• [Input for this task]

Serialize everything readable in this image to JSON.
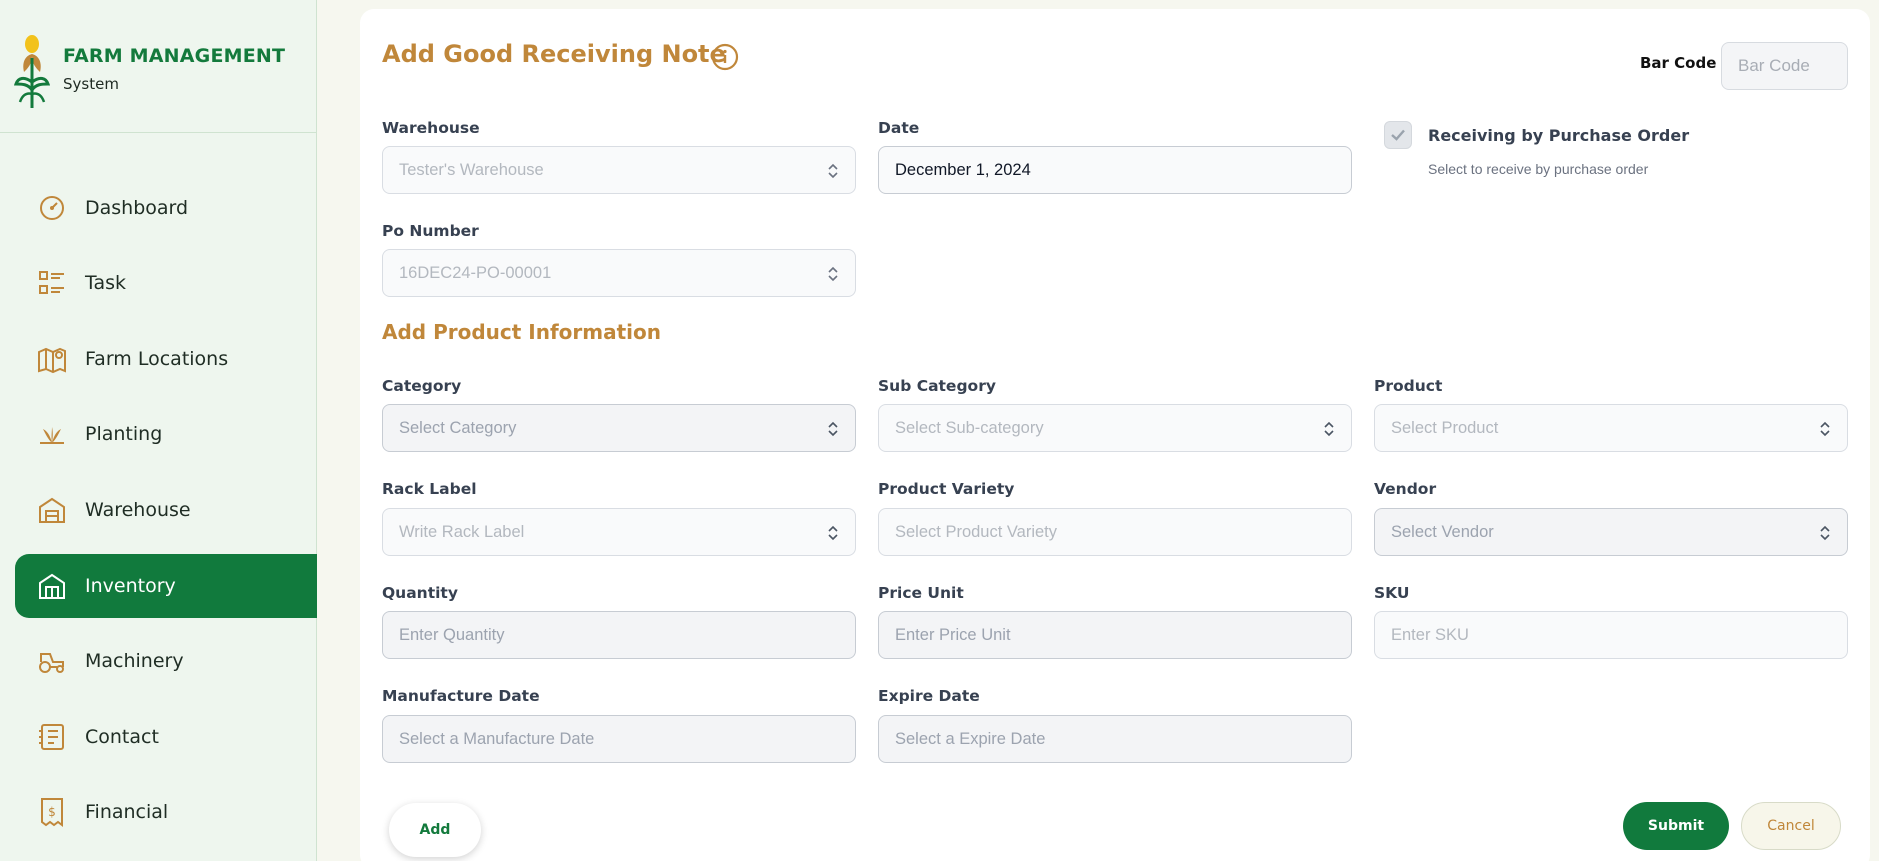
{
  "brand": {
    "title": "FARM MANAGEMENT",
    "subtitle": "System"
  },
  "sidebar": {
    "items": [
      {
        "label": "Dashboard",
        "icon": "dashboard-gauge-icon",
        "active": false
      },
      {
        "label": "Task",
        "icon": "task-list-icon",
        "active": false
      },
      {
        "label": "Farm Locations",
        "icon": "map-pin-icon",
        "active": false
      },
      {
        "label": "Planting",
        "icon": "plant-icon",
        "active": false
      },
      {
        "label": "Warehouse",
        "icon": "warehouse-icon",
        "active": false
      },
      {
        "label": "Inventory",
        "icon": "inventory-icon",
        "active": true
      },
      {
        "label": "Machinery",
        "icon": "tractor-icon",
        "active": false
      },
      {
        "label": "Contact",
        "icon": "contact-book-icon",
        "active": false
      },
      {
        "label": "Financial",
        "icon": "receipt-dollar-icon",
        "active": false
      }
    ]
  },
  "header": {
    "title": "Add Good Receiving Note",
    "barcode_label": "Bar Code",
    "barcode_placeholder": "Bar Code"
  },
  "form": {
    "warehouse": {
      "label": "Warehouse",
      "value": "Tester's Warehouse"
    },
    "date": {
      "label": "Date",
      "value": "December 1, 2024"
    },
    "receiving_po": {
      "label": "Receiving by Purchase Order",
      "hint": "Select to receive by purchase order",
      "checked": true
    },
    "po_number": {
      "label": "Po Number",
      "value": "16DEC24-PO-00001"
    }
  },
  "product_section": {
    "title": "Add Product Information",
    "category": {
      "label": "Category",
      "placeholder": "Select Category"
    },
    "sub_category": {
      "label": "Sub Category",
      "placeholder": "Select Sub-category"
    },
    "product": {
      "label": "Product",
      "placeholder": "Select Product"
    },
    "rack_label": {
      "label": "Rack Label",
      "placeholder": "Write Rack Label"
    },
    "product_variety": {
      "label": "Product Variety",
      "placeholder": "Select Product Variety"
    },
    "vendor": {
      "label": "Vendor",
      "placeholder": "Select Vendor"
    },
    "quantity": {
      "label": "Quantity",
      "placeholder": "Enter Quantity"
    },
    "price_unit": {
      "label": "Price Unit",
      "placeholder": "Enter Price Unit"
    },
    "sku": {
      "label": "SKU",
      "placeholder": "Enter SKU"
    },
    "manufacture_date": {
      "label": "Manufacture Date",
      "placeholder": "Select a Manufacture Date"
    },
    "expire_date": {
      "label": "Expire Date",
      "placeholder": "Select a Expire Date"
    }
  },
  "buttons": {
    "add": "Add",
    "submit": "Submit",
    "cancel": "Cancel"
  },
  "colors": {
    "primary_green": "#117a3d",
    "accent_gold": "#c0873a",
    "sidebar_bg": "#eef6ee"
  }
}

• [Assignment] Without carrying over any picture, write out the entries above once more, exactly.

• [Your response]
Serialize everything readable in this image to JSON.
{
  "brand": {
    "title": "FARM MANAGEMENT",
    "subtitle": "System"
  },
  "sidebar": {
    "items": [
      {
        "label": "Dashboard",
        "icon": "dashboard-gauge-icon",
        "active": false
      },
      {
        "label": "Task",
        "icon": "task-list-icon",
        "active": false
      },
      {
        "label": "Farm Locations",
        "icon": "map-pin-icon",
        "active": false
      },
      {
        "label": "Planting",
        "icon": "plant-icon",
        "active": false
      },
      {
        "label": "Warehouse",
        "icon": "warehouse-icon",
        "active": false
      },
      {
        "label": "Inventory",
        "icon": "inventory-icon",
        "active": true
      },
      {
        "label": "Machinery",
        "icon": "tractor-icon",
        "active": false
      },
      {
        "label": "Contact",
        "icon": "contact-book-icon",
        "active": false
      },
      {
        "label": "Financial",
        "icon": "receipt-dollar-icon",
        "active": false
      }
    ]
  },
  "header": {
    "title": "Add Good Receiving Note",
    "barcode_label": "Bar Code",
    "barcode_placeholder": "Bar Code"
  },
  "form": {
    "warehouse": {
      "label": "Warehouse",
      "value": "Tester's Warehouse"
    },
    "date": {
      "label": "Date",
      "value": "December 1, 2024"
    },
    "receiving_po": {
      "label": "Receiving by Purchase Order",
      "hint": "Select to receive by purchase order",
      "checked": true
    },
    "po_number": {
      "label": "Po Number",
      "value": "16DEC24-PO-00001"
    }
  },
  "product_section": {
    "title": "Add Product Information",
    "category": {
      "label": "Category",
      "placeholder": "Select Category"
    },
    "sub_category": {
      "label": "Sub Category",
      "placeholder": "Select Sub-category"
    },
    "product": {
      "label": "Product",
      "placeholder": "Select Product"
    },
    "rack_label": {
      "label": "Rack Label",
      "placeholder": "Write Rack Label"
    },
    "product_variety": {
      "label": "Product Variety",
      "placeholder": "Select Product Variety"
    },
    "vendor": {
      "label": "Vendor",
      "placeholder": "Select Vendor"
    },
    "quantity": {
      "label": "Quantity",
      "placeholder": "Enter Quantity"
    },
    "price_unit": {
      "label": "Price Unit",
      "placeholder": "Enter Price Unit"
    },
    "sku": {
      "label": "SKU",
      "placeholder": "Enter SKU"
    },
    "manufacture_date": {
      "label": "Manufacture Date",
      "placeholder": "Select a Manufacture Date"
    },
    "expire_date": {
      "label": "Expire Date",
      "placeholder": "Select a Expire Date"
    }
  },
  "buttons": {
    "add": "Add",
    "submit": "Submit",
    "cancel": "Cancel"
  },
  "colors": {
    "primary_green": "#117a3d",
    "accent_gold": "#c0873a",
    "sidebar_bg": "#eef6ee"
  }
}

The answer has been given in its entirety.